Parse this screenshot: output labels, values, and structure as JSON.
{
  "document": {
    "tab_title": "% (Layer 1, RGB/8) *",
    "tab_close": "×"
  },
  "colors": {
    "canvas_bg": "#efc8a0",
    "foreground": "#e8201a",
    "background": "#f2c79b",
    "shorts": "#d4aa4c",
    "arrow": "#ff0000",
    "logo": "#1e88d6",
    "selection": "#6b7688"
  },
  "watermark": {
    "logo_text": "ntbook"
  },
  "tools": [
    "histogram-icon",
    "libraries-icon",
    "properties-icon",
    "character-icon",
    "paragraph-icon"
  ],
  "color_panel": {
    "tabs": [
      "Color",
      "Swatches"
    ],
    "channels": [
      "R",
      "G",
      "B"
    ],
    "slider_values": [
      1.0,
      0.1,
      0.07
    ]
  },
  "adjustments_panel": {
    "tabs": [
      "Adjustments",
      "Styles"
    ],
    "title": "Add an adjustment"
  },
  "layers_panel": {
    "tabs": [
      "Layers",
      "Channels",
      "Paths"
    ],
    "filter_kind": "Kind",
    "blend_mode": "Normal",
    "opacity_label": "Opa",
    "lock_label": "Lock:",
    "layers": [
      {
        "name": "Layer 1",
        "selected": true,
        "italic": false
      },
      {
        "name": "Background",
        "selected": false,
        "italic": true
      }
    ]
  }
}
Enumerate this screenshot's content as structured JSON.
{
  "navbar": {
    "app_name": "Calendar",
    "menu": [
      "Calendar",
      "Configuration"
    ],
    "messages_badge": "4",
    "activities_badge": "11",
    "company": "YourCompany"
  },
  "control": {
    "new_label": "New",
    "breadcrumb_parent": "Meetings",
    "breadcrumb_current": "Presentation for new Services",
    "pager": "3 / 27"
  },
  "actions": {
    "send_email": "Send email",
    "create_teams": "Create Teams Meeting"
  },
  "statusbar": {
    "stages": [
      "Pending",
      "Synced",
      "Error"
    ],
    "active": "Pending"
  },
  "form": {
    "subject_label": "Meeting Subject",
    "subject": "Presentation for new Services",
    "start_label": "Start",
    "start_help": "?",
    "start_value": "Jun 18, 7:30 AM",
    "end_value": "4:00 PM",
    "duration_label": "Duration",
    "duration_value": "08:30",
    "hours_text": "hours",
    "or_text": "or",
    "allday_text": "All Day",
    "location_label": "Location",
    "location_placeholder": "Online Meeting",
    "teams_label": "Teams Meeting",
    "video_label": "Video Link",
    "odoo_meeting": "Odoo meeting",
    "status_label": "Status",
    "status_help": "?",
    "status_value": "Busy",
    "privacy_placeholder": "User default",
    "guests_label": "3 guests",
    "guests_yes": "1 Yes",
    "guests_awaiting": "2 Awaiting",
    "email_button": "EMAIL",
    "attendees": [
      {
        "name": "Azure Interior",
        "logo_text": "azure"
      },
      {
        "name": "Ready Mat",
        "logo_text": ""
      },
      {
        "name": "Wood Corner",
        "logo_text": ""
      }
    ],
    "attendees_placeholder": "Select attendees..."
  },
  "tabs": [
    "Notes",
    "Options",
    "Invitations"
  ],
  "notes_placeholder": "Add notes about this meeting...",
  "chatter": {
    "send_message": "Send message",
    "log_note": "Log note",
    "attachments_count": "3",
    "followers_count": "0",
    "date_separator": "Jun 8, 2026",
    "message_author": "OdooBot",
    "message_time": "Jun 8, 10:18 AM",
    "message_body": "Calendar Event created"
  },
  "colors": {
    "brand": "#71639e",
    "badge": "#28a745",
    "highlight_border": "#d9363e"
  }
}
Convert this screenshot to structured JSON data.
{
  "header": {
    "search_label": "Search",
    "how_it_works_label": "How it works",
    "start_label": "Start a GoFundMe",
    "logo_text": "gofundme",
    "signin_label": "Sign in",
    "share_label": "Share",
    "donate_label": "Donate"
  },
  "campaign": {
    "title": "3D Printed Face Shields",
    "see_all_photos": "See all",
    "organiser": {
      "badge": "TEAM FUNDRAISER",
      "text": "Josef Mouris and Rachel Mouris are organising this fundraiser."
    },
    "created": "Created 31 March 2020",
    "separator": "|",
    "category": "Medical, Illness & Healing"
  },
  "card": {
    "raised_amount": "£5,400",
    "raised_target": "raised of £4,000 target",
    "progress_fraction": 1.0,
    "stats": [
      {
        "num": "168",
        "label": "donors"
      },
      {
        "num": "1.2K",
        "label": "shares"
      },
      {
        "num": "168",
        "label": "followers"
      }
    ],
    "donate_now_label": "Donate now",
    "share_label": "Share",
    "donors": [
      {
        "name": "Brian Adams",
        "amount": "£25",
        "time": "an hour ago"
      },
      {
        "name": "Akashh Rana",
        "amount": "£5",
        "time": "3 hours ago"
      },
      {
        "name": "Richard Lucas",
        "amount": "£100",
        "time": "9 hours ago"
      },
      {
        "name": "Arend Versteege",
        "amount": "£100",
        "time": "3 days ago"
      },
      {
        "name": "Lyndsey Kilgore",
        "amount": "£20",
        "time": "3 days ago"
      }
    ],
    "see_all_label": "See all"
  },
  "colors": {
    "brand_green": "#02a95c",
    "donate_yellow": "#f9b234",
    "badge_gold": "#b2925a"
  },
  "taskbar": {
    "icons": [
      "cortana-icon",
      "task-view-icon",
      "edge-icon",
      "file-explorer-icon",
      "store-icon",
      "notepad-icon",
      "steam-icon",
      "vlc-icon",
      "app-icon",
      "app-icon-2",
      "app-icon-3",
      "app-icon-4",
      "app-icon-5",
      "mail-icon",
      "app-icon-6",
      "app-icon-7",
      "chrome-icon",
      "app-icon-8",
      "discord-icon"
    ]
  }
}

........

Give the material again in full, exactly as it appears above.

» **RESPONSE BOX**:
Parse this screenshot: output labels, values, and structure as JSON.
{
  "document": {
    "tab_title": "% (Layer 1, RGB/8) *",
    "tab_close": "×"
  },
  "colors": {
    "canvas_bg": "#efc8a0",
    "foreground": "#e8201a",
    "background": "#f2c79b",
    "shorts": "#d4aa4c",
    "arrow": "#ff0000",
    "logo": "#1e88d6",
    "selection": "#6b7688"
  },
  "watermark": {
    "logo_text": "ntbook"
  },
  "tools": [
    "histogram-icon",
    "libraries-icon",
    "properties-icon",
    "character-icon",
    "paragraph-icon"
  ],
  "color_panel": {
    "tabs": [
      "Color",
      "Swatches"
    ],
    "channels": [
      "R",
      "G",
      "B"
    ],
    "slider_values": [
      1.0,
      0.1,
      0.07
    ]
  },
  "adjustments_panel": {
    "tabs": [
      "Adjustments",
      "Styles"
    ],
    "title": "Add an adjustment"
  },
  "layers_panel": {
    "tabs": [
      "Layers",
      "Channels",
      "Paths"
    ],
    "filter_kind": "Kind",
    "blend_mode": "Normal",
    "opacity_label": "Opa",
    "lock_label": "Lock:",
    "layers": [
      {
        "name": "Layer 1",
        "selected": true,
        "italic": false
      },
      {
        "name": "Background",
        "selected": false,
        "italic": true
      }
    ]
  }
}
Enumerate this screenshot's content as structured JSON.
{
  "navbar": {
    "app_name": "Calendar",
    "menu": [
      "Calendar",
      "Configuration"
    ],
    "messages_badge": "4",
    "activities_badge": "11",
    "company": "YourCompany"
  },
  "control": {
    "new_label": "New",
    "breadcrumb_parent": "Meetings",
    "breadcrumb_current": "Presentation for new Services",
    "pager": "3 / 27"
  },
  "actions": {
    "send_email": "Send email",
    "create_teams": "Create Teams Meeting"
  },
  "statusbar": {
    "stages": [
      "Pending",
      "Synced",
      "Error"
    ],
    "active": "Pending"
  },
  "form": {
    "subject_label": "Meeting Subject",
    "subject": "Presentation for new Services",
    "start_label": "Start",
    "start_help": "?",
    "start_value": "Jun 18, 7:30 AM",
    "end_value": "4:00 PM",
    "duration_label": "Duration",
    "duration_value": "08:30",
    "hours_text": "hours",
    "or_text": "or",
    "allday_text": "All Day",
    "location_label": "Location",
    "location_placeholder": "Online Meeting",
    "teams_label": "Teams Meeting",
    "video_label": "Video Link",
    "odoo_meeting": "Odoo meeting",
    "status_label": "Status",
    "status_help": "?",
    "status_value": "Busy",
    "privacy_placeholder": "User default",
    "guests_label": "3 guests",
    "guests_yes": "1 Yes",
    "guests_awaiting": "2 Awaiting",
    "email_button": "EMAIL",
    "attendees": [
      {
        "name": "Azure Interior",
        "logo_text": "azure"
      },
      {
        "name": "Ready Mat",
        "logo_text": ""
      },
      {
        "name": "Wood Corner",
        "logo_text": ""
      }
    ],
    "attendees_placeholder": "Select attendees..."
  },
  "tabs": [
    "Notes",
    "Options",
    "Invitations"
  ],
  "notes_placeholder": "Add notes about this meeting...",
  "chatter": {
    "send_message": "Send message",
    "log_note": "Log note",
    "attachments_count": "3",
    "followers_count": "0",
    "date_separator": "Jun 8, 2026",
    "message_author": "OdooBot",
    "message_time": "Jun 8, 10:18 AM",
    "message_body": "Calendar Event created"
  },
  "colors": {
    "brand": "#71639e",
    "badge": "#28a745",
    "highlight_border": "#d9363e"
  }
}
Convert this screenshot to structured JSON data.
{
  "header": {
    "search_label": "Search",
    "how_it_works_label": "How it works",
    "start_label": "Start a GoFundMe",
    "logo_text": "gofundme",
    "signin_label": "Sign in",
    "share_label": "Share",
    "donate_label": "Donate"
  },
  "campaign": {
    "title": "3D Printed Face Shields",
    "see_all_photos": "See all",
    "organiser": {
      "badge": "TEAM FUNDRAISER",
      "text": "Josef Mouris and Rachel Mouris are organising this fundraiser."
    },
    "created": "Created 31 March 2020",
    "separator": "|",
    "category": "Medical, Illness & Healing"
  },
  "card": {
    "raised_amount": "£5,400",
    "raised_target": "raised of £4,000 target",
    "progress_fraction": 1.0,
    "stats": [
      {
        "num": "168",
        "label": "donors"
      },
      {
        "num": "1.2K",
        "label": "shares"
      },
      {
        "num": "168",
        "label": "followers"
      }
    ],
    "donate_now_label": "Donate now",
    "share_label": "Share",
    "donors": [
      {
        "name": "Brian Adams",
        "amount": "£25",
        "time": "an hour ago"
      },
      {
        "name": "Akashh Rana",
        "amount": "£5",
        "time": "3 hours ago"
      },
      {
        "name": "Richard Lucas",
        "amount": "£100",
        "time": "9 hours ago"
      },
      {
        "name": "Arend Versteege",
        "amount": "£100",
        "time": "3 days ago"
      },
      {
        "name": "Lyndsey Kilgore",
        "amount": "£20",
        "time": "3 days ago"
      }
    ],
    "see_all_label": "See all"
  },
  "colors": {
    "brand_green": "#02a95c",
    "donate_yellow": "#f9b234",
    "badge_gold": "#b2925a"
  },
  "taskbar": {
    "icons": [
      "cortana-icon",
      "task-view-icon",
      "edge-icon",
      "file-explorer-icon",
      "store-icon",
      "notepad-icon",
      "steam-icon",
      "vlc-icon",
      "app-icon",
      "app-icon-2",
      "app-icon-3",
      "app-icon-4",
      "app-icon-5",
      "mail-icon",
      "app-icon-6",
      "app-icon-7",
      "chrome-icon",
      "app-icon-8",
      "discord-icon"
    ]
  }
}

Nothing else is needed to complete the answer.